SUPPLIED RECORDS:
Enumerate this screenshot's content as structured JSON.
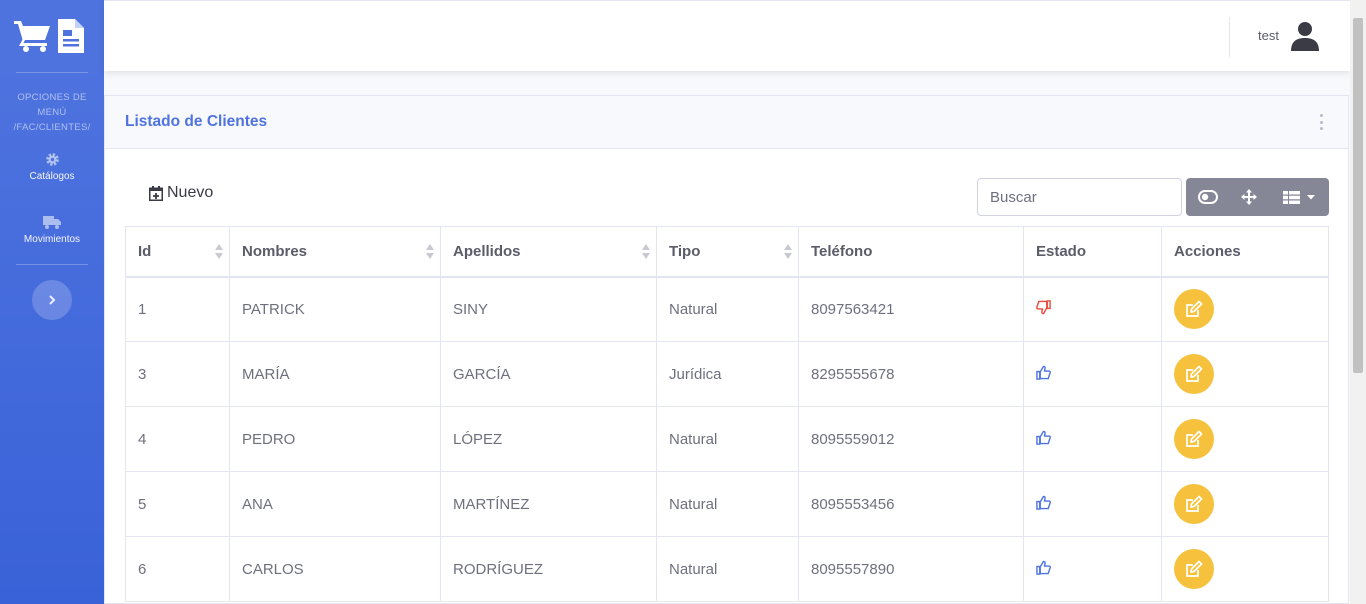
{
  "sidebar": {
    "heading_line1": "OPCIONES DE",
    "heading_line2": "MENÚ",
    "heading_line3": "/FAC/CLIENTES/",
    "items": [
      {
        "label": "Catálogos",
        "icon": "cog-icon"
      },
      {
        "label": "Movimientos",
        "icon": "truck-icon"
      }
    ]
  },
  "topbar": {
    "user_name": "test"
  },
  "card": {
    "title": "Listado de Clientes"
  },
  "toolbar": {
    "new_label": "Nuevo",
    "search_placeholder": "Buscar"
  },
  "table": {
    "columns": [
      "Id",
      "Nombres",
      "Apellidos",
      "Tipo",
      "Teléfono",
      "Estado",
      "Acciones"
    ],
    "rows": [
      {
        "id": "1",
        "nombres": "PATRICK",
        "apellidos": "SINY",
        "tipo": "Natural",
        "telefono": "8097563421",
        "estado": "inactive"
      },
      {
        "id": "3",
        "nombres": "MARÍA",
        "apellidos": "GARCÍA",
        "tipo": "Jurídica",
        "telefono": "8295555678",
        "estado": "active"
      },
      {
        "id": "4",
        "nombres": "PEDRO",
        "apellidos": "LÓPEZ",
        "tipo": "Natural",
        "telefono": "8095559012",
        "estado": "active"
      },
      {
        "id": "5",
        "nombres": "ANA",
        "apellidos": "MARTÍNEZ",
        "tipo": "Natural",
        "telefono": "8095553456",
        "estado": "active"
      },
      {
        "id": "6",
        "nombres": "CARLOS",
        "apellidos": "RODRÍGUEZ",
        "tipo": "Natural",
        "telefono": "8095557890",
        "estado": "active"
      }
    ]
  },
  "colors": {
    "primary": "#4e73df",
    "warning": "#f6c23e",
    "danger": "#e74a3b",
    "secondary": "#858796"
  }
}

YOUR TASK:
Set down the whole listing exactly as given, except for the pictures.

RESPONSE TO THE TASK:
Enumerate this screenshot's content as structured JSON.
{
  "sidebar": {
    "heading_line1": "OPCIONES DE",
    "heading_line2": "MENÚ",
    "heading_line3": "/FAC/CLIENTES/",
    "items": [
      {
        "label": "Catálogos",
        "icon": "cog-icon"
      },
      {
        "label": "Movimientos",
        "icon": "truck-icon"
      }
    ]
  },
  "topbar": {
    "user_name": "test"
  },
  "card": {
    "title": "Listado de Clientes"
  },
  "toolbar": {
    "new_label": "Nuevo",
    "search_placeholder": "Buscar"
  },
  "table": {
    "columns": [
      "Id",
      "Nombres",
      "Apellidos",
      "Tipo",
      "Teléfono",
      "Estado",
      "Acciones"
    ],
    "rows": [
      {
        "id": "1",
        "nombres": "PATRICK",
        "apellidos": "SINY",
        "tipo": "Natural",
        "telefono": "8097563421",
        "estado": "inactive"
      },
      {
        "id": "3",
        "nombres": "MARÍA",
        "apellidos": "GARCÍA",
        "tipo": "Jurídica",
        "telefono": "8295555678",
        "estado": "active"
      },
      {
        "id": "4",
        "nombres": "PEDRO",
        "apellidos": "LÓPEZ",
        "tipo": "Natural",
        "telefono": "8095559012",
        "estado": "active"
      },
      {
        "id": "5",
        "nombres": "ANA",
        "apellidos": "MARTÍNEZ",
        "tipo": "Natural",
        "telefono": "8095553456",
        "estado": "active"
      },
      {
        "id": "6",
        "nombres": "CARLOS",
        "apellidos": "RODRÍGUEZ",
        "tipo": "Natural",
        "telefono": "8095557890",
        "estado": "active"
      }
    ]
  },
  "colors": {
    "primary": "#4e73df",
    "warning": "#f6c23e",
    "danger": "#e74a3b",
    "secondary": "#858796"
  }
}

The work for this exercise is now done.